It never fails. Once in a while I have a client that paid top dollar to have another designer kick out their corporate identity package, only to find that the files were made in Photoshop.
Why is this bad? Take that PSD (Photoshop Document) to a T-Shirt printer, or a Business card printer and you may find out the following. Photoshop makes what designers call “Raster” files. Raster files are pictures that are made up of many tiny dots (or pixels) that when seen from far away make up a picture. Photography for example is “Raster”.
Why is making a logo in a raster format bad? Think of how many promo items, billboards and advertisements you may want to do with your new corporate identity. Baseball caps, T-Shirts and Business cards. They all vary in size. With raster files, if you scale the original size of the picture too big, then it gets grainy, or blotchy. Meaning you would have to build a logo roughly 20 feet wide in Photoshop, on the off chance that you may one day want to put said logo on a billboard. Who want’s to do that?
So How do I build a logo that can scale 500 feet wide and not lose quality? The answer is “Vector” graphics. Unlike raster graphics, vector files can scale and shrink on an infinite scale and still be as crisp as it ever will be. Instead of pixels, vector art uses plotted points to graph out the logo. Enter “Adobe Illustrator”. An Adobe quality product that is literally “Vector” in nature. Yes, this program was actually built for the purpose of logo design!
Designing a logo doesn’t have to be rocket science, but the output format could make or brake your company. I leave you with this thought. A raster file usually uses 4 colors to print with. A vector file uses as many or less as you want.

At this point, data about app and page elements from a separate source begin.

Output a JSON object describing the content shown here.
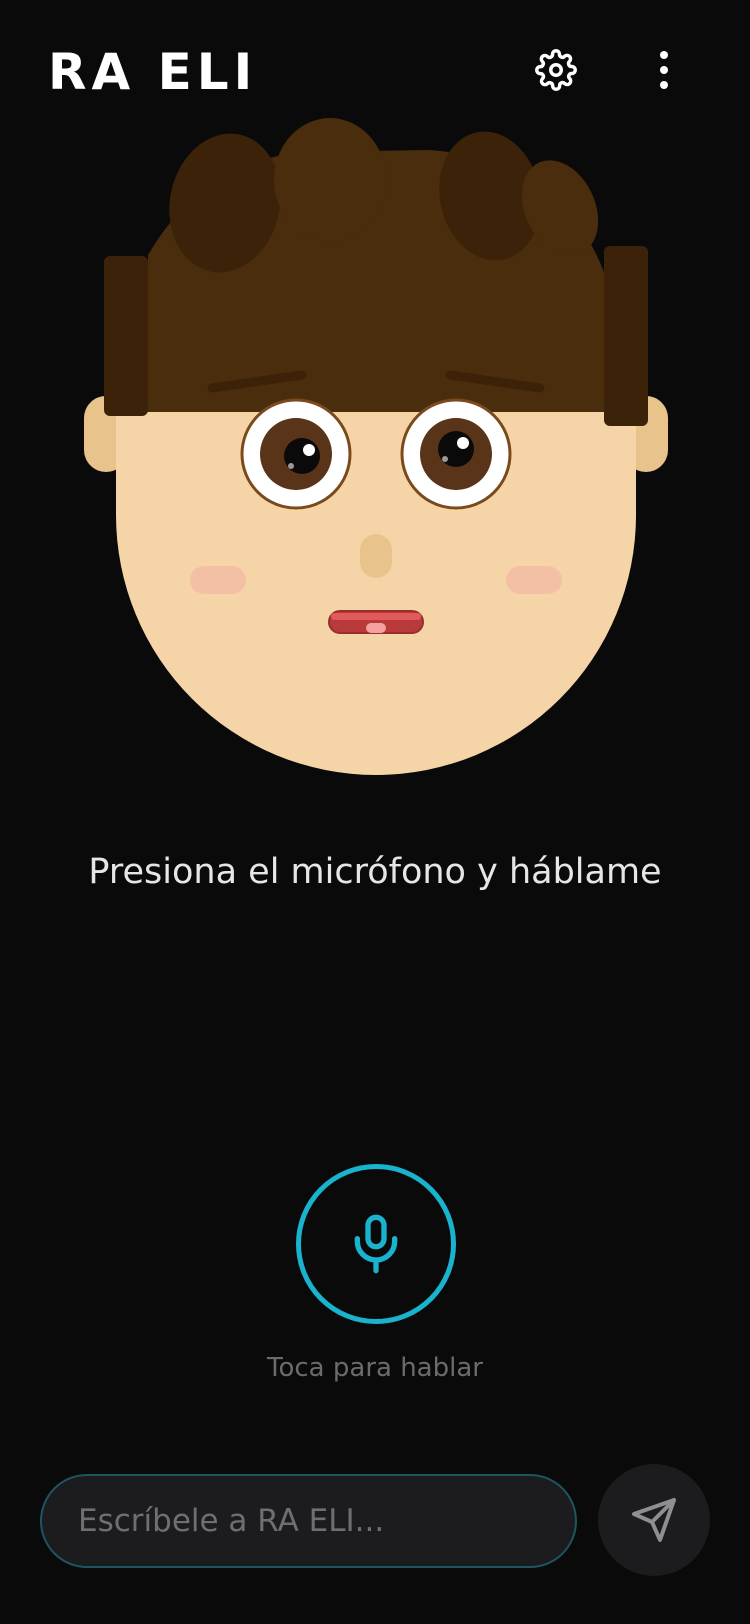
{
  "header": {
    "title": "RA ELI",
    "settings_icon": "gear-icon",
    "menu_icon": "more-vertical-icon"
  },
  "avatar": {
    "hair_color": "#4a2d0c",
    "skin_color": "#f5d5a8",
    "eye_color": "#5a3418"
  },
  "main": {
    "prompt": "Presiona el micrófono y háblame"
  },
  "voice": {
    "mic_icon": "microphone-icon",
    "hint": "Toca para hablar",
    "accent": "#1ab3cf"
  },
  "composer": {
    "placeholder": "Escríbele a RA ELI...",
    "send_icon": "send-icon"
  },
  "colors": {
    "background": "#0a0a0a",
    "surface": "#1c1c1e"
  }
}
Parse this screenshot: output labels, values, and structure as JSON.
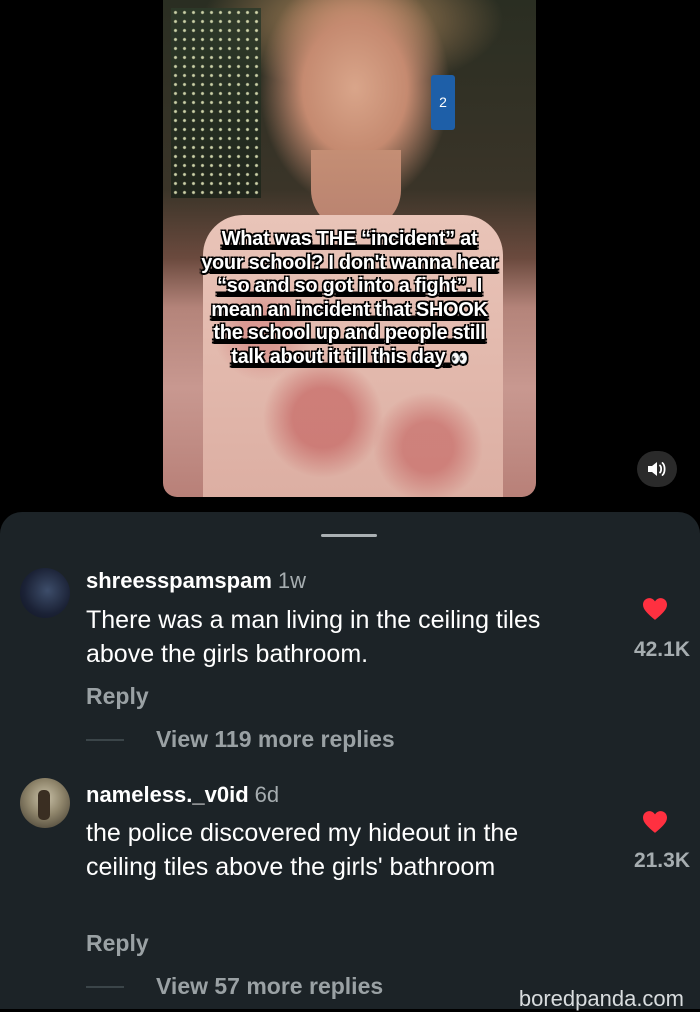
{
  "video": {
    "caption_text": "What was THE “incident” at your school? I don't wanna hear “so and so got into a fight”. I mean an incident that SHOOK the school up and people still talk about it till this day",
    "caption_emoji": "👀",
    "badge": "2",
    "sound_icon": "speaker-icon"
  },
  "comments": [
    {
      "username": "shreesspamspam",
      "time": "1w",
      "text": "There was a man living in the ceiling tiles above the girls bathroom.",
      "likes": "42.1K",
      "reply_label": "Reply",
      "view_replies": "View 119 more replies"
    },
    {
      "username": "nameless._v0id",
      "time": "6d",
      "text": "the police discovered my hideout in the ceiling tiles above the girls' bathroom",
      "likes": "21.3K",
      "reply_label": "Reply",
      "view_replies": "View 57 more replies"
    }
  ],
  "watermark": "boredpanda.com",
  "colors": {
    "heart": "#ff3040",
    "sheet": "#1c2327",
    "muted": "#9aa1a4"
  }
}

Long story short, a Photoshop logo could cost 4 TIMES MORE to print than it’s 1 color Vector counterpart.